__Your instructions__:
Repeat all the records, precisely as given.

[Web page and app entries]
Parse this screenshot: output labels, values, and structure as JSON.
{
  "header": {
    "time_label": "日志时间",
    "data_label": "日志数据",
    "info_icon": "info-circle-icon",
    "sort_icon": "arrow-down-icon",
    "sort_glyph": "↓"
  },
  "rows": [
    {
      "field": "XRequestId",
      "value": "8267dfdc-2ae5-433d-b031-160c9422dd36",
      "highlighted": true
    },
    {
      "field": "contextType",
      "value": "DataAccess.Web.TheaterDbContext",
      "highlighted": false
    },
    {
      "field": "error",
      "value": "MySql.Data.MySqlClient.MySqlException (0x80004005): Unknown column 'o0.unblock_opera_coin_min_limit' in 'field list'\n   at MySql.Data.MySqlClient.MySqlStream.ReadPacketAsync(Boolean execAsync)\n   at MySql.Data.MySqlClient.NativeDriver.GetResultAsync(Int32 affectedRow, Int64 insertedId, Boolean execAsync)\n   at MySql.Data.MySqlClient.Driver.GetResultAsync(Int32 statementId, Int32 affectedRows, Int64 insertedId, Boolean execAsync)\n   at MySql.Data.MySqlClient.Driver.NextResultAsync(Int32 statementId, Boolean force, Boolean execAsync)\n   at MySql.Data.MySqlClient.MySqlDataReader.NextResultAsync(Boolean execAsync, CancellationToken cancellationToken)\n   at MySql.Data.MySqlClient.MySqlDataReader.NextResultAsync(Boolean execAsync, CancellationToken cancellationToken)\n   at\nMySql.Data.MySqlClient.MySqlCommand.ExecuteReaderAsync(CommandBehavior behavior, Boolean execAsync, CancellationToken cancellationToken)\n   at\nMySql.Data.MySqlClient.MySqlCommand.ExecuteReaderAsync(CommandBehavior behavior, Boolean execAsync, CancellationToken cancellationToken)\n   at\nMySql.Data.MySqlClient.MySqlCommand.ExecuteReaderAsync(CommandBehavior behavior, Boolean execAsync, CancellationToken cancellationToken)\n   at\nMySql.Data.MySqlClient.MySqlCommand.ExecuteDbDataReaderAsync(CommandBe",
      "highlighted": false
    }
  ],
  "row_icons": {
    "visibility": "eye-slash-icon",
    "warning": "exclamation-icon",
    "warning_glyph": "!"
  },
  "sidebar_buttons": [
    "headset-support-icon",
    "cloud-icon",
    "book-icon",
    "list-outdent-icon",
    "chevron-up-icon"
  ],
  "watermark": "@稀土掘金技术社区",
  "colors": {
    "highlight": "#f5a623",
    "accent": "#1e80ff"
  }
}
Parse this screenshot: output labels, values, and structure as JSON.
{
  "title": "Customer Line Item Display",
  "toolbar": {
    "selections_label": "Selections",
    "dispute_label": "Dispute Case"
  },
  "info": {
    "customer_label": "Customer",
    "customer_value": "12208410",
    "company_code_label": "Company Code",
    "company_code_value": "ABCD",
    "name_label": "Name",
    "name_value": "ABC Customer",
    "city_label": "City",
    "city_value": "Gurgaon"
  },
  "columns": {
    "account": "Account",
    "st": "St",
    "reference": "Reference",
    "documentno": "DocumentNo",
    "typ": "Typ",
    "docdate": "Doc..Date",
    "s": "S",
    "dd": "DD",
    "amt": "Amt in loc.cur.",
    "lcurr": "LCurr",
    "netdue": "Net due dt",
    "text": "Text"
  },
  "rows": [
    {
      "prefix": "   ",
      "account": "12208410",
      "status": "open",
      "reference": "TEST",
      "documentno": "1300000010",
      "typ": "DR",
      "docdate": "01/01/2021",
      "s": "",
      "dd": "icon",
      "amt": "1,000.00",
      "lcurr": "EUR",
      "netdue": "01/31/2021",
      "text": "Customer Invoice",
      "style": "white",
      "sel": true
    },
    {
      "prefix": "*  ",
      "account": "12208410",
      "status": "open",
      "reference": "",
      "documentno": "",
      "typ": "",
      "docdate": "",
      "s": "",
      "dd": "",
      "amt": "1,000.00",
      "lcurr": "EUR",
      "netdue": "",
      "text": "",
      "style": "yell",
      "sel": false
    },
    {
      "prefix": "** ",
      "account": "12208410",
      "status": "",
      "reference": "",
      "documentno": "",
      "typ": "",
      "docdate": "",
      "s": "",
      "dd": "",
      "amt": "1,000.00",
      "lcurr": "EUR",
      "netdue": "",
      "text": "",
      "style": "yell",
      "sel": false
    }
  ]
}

__Final answer__:
Parse this screenshot: output labels, values, and structure as JSON.
{
  "header": {
    "time_label": "日志时间",
    "data_label": "日志数据",
    "info_icon": "info-circle-icon",
    "sort_icon": "arrow-down-icon",
    "sort_glyph": "↓"
  },
  "rows": [
    {
      "field": "XRequestId",
      "value": "8267dfdc-2ae5-433d-b031-160c9422dd36",
      "highlighted": true
    },
    {
      "field": "contextType",
      "value": "DataAccess.Web.TheaterDbContext",
      "highlighted": false
    },
    {
      "field": "error",
      "value": "MySql.Data.MySqlClient.MySqlException (0x80004005): Unknown column 'o0.unblock_opera_coin_min_limit' in 'field list'\n   at MySql.Data.MySqlClient.MySqlStream.ReadPacketAsync(Boolean execAsync)\n   at MySql.Data.MySqlClient.NativeDriver.GetResultAsync(Int32 affectedRow, Int64 insertedId, Boolean execAsync)\n   at MySql.Data.MySqlClient.Driver.GetResultAsync(Int32 statementId, Int32 affectedRows, Int64 insertedId, Boolean execAsync)\n   at MySql.Data.MySqlClient.Driver.NextResultAsync(Int32 statementId, Boolean force, Boolean execAsync)\n   at MySql.Data.MySqlClient.MySqlDataReader.NextResultAsync(Boolean execAsync, CancellationToken cancellationToken)\n   at MySql.Data.MySqlClient.MySqlDataReader.NextResultAsync(Boolean execAsync, CancellationToken cancellationToken)\n   at\nMySql.Data.MySqlClient.MySqlCommand.ExecuteReaderAsync(CommandBehavior behavior, Boolean execAsync, CancellationToken cancellationToken)\n   at\nMySql.Data.MySqlClient.MySqlCommand.ExecuteReaderAsync(CommandBehavior behavior, Boolean execAsync, CancellationToken cancellationToken)\n   at\nMySql.Data.MySqlClient.MySqlCommand.ExecuteReaderAsync(CommandBehavior behavior, Boolean execAsync, CancellationToken cancellationToken)\n   at\nMySql.Data.MySqlClient.MySqlCommand.ExecuteDbDataReaderAsync(CommandBe",
      "highlighted": false
    }
  ],
  "row_icons": {
    "visibility": "eye-slash-icon",
    "warning": "exclamation-icon",
    "warning_glyph": "!"
  },
  "sidebar_buttons": [
    "headset-support-icon",
    "cloud-icon",
    "book-icon",
    "list-outdent-icon",
    "chevron-up-icon"
  ],
  "watermark": "@稀土掘金技术社区",
  "colors": {
    "highlight": "#f5a623",
    "accent": "#1e80ff"
  }
}
Parse this screenshot: output labels, values, and structure as JSON.
{
  "title": "Customer Line Item Display",
  "toolbar": {
    "selections_label": "Selections",
    "dispute_label": "Dispute Case"
  },
  "info": {
    "customer_label": "Customer",
    "customer_value": "12208410",
    "company_code_label": "Company Code",
    "company_code_value": "ABCD",
    "name_label": "Name",
    "name_value": "ABC Customer",
    "city_label": "City",
    "city_value": "Gurgaon"
  },
  "columns": {
    "account": "Account",
    "st": "St",
    "reference": "Reference",
    "documentno": "DocumentNo",
    "typ": "Typ",
    "docdate": "Doc..Date",
    "s": "S",
    "dd": "DD",
    "amt": "Amt in loc.cur.",
    "lcurr": "LCurr",
    "netdue": "Net due dt",
    "text": "Text"
  },
  "rows": [
    {
      "prefix": "   ",
      "account": "12208410",
      "status": "open",
      "reference": "TEST",
      "documentno": "1300000010",
      "typ": "DR",
      "docdate": "01/01/2021",
      "s": "",
      "dd": "icon",
      "amt": "1,000.00",
      "lcurr": "EUR",
      "netdue": "01/31/2021",
      "text": "Customer Invoice",
      "style": "white",
      "sel": true
    },
    {
      "prefix": "*  ",
      "account": "12208410",
      "status": "open",
      "reference": "",
      "documentno": "",
      "typ": "",
      "docdate": "",
      "s": "",
      "dd": "",
      "amt": "1,000.00",
      "lcurr": "EUR",
      "netdue": "",
      "text": "",
      "style": "yell",
      "sel": false
    },
    {
      "prefix": "** ",
      "account": "12208410",
      "status": "",
      "reference": "",
      "documentno": "",
      "typ": "",
      "docdate": "",
      "s": "",
      "dd": "",
      "amt": "1,000.00",
      "lcurr": "EUR",
      "netdue": "",
      "text": "",
      "style": "yell",
      "sel": false
    }
  ]
}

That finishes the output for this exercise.